Lafayette Trail in Maine – Julien Icher is a French scholar who is leading the process of documenting the footsteps of General Lafayette, at the time he visited the United States, after the Revolutionary War (1775-1783). This historic visit by Lafayette was significant because the French General had been a close ally to General George Washington. He visited the United States, in 1824-1825, at the invitation of President James Monroe.
In addition to being a military hero, as well as a French aristocrat and a friend to George Washington, the Marquis de Lafayette (1757-1834) was also an inspired humanitarian.
During America’s Revolutionary War, the Marquis de Lafayette was a close friend with General George Washington, who led the colonial armies. A history about their friendship is documented in “For Liberty and Glory,” by James R. Gaines. I was glad to find my hard copy edition of this book when I learned about Icher’s work to document Lafayette’s last visit to the United States.
Lafayette was wealthy and an orphan when, at 16 years old and already a French army officer, he married Marie Adrienne Francoise de Noailles, who was from one of the wealthiest families in France. At a gathering in France on August 8, 1775, Lafayette heard about the struggle in the British colonies. He made clandestine arrangements to travel to America and joined the revolutionary cause.
He landed near Charleston, South Carolina, June 13, 1777, and then traveled to Philadelphia, where he was commissioned on July 31, as a Major General. This reflected his wealth and social station, rather than years of battlefield experience, because, he was only 19 years old at the time. He was introduced to his commander-in-chief, General George Washington, who would become a lifelong friend. “They were often seen as father and son,” wrote Gaines.
Aurore Eaton, a New Hampshire writer, reported, “In addition to his military contributions, Lafayette was instrumental in obtaining vital aid from the French government in support of the new United States of America. After the American Revolution, Lafayette returned to France, where he was caught up in the perilous political conflicts that emerged at the time of the French Revolution. He was arrested in 1792, and held in captivity for more than five years.”
“Throughout his adult life, Lafayette advocated for human rights, including an end to slavery in the United States. His 1824-1825 tour of the 24 American states, a pilgrimage through his adopted country, was cause for celebration in the towns and cities where he stopped along his route.” (Including in Maine.)
On the Maine Historical Society website, it was reported, “Between July 1824 and September 1825, the Marquis de Lafayette – the last surviving French general of the American Revolutionary War – toured the US at the invitation of President James Monroe to help mark the fledgling nation’s 50th anniversary. Lafayette’s tour encompassed several stops in Maine, including a visit to Portland, where he met Stephen Longfellow, Henry Wadsworth Longfellow’s father.”

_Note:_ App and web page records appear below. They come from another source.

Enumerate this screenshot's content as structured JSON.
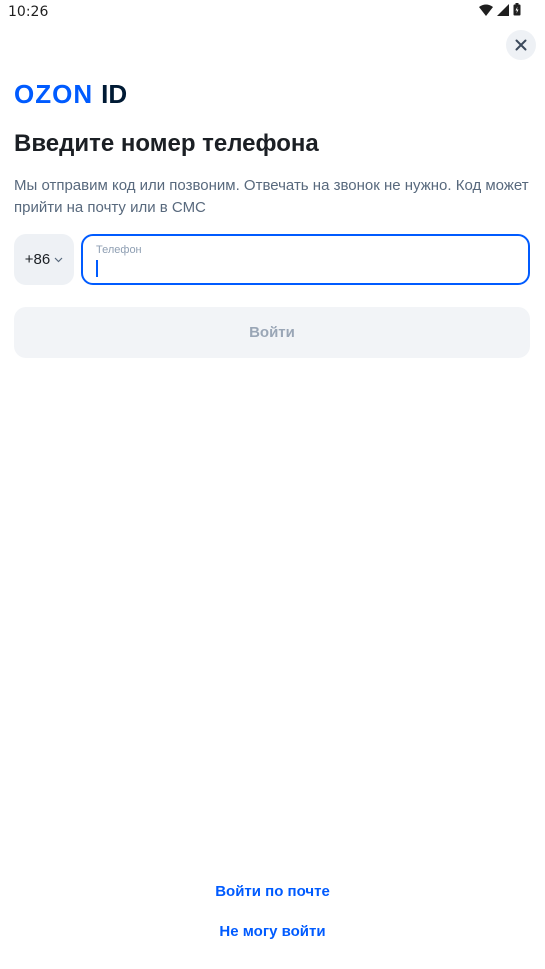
{
  "status_bar": {
    "time": "10:26",
    "icons": [
      "wifi-icon",
      "signal-icon",
      "battery-icon"
    ]
  },
  "header": {
    "close_icon": "close-icon",
    "logo": {
      "brand": "OZON",
      "suffix": "ID"
    }
  },
  "main": {
    "title": "Введите номер телефона",
    "subtitle": "Мы отправим код или позвоним. Отвечать на звонок не нужно. Код может прийти на почту или в СМС",
    "country_code": {
      "value": "+86",
      "icon": "chevron-down-icon"
    },
    "phone_field": {
      "label": "Телефон",
      "value": "",
      "placeholder": ""
    },
    "login_button": "Войти"
  },
  "footer": {
    "login_by_email": "Войти по почте",
    "cant_login": "Не могу войти"
  },
  "colors": {
    "accent": "#005bff",
    "text_primary": "#1b1f24",
    "text_secondary": "#58697d",
    "field_bg": "#eef1f5",
    "button_disabled_bg": "#f2f4f7",
    "button_disabled_text": "#9aa6b6"
  }
}
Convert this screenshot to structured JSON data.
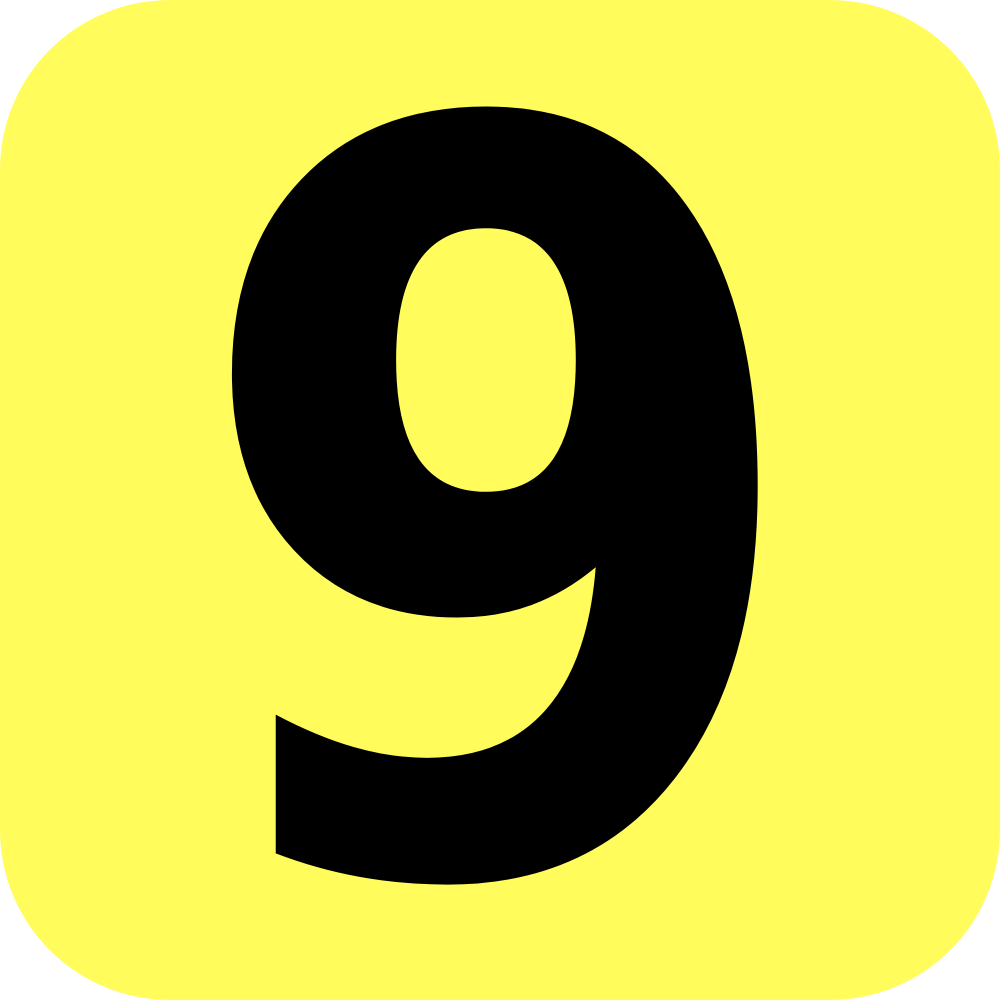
{
  "badge": {
    "numeral": "9",
    "background_color": "#FFFC5C",
    "numeral_color": "#000000"
  }
}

Icher has a website, The Lafayette Trail. This nonprofit Franco-American effort will document Lafayette’s footsteps during his 1824-1825 tour.
From the website www.thelafayettetrail.com:
“We are The Lafayette Trail, a Franco-American effort to document, map and mark the footsteps of General Lafayette during his fourth and last visit to the United States in 1824-1825.”
Icher contacted me to explain the project, “I created The Lafayette Trail to increase mutual understanding between France and the US by building upon Lafayette’s ubiquitous legacy. The goal of the trail is to document, map, and mark the footsteps of Lafayette during his fourth visit to his adopted land in 1824. This is in preparation for the bicentennial celebrations, in 2024. The trail also aims at raising Lafayette’s critical contribution to the founding of the United States.”
“It is my intention to invite as many localities as possible to proactively engage in the national conversation that we are building around Lafayette, his message and the values he consistently advocated for throughout his entire life.”
Read Aurore Eaton’s article in “Looking Back” at this site:
Check out the social media page @thelafayettetrail for The Lafayette Trail.
Contact Julian Icher at email@example.com
Icher is wroking with Maine legislators, including York County Senator Susan Deschambault, and other across the United States, to secure official recognition about the significance of Lafayette’s 1824-1825 visit. He is looking to obtain from state legislatures the authorization to work with their transportation departments, to erect and maintain Lafayette Trail historical markers.
More information about The Lafayette Trail history in Maine is also reported in this article.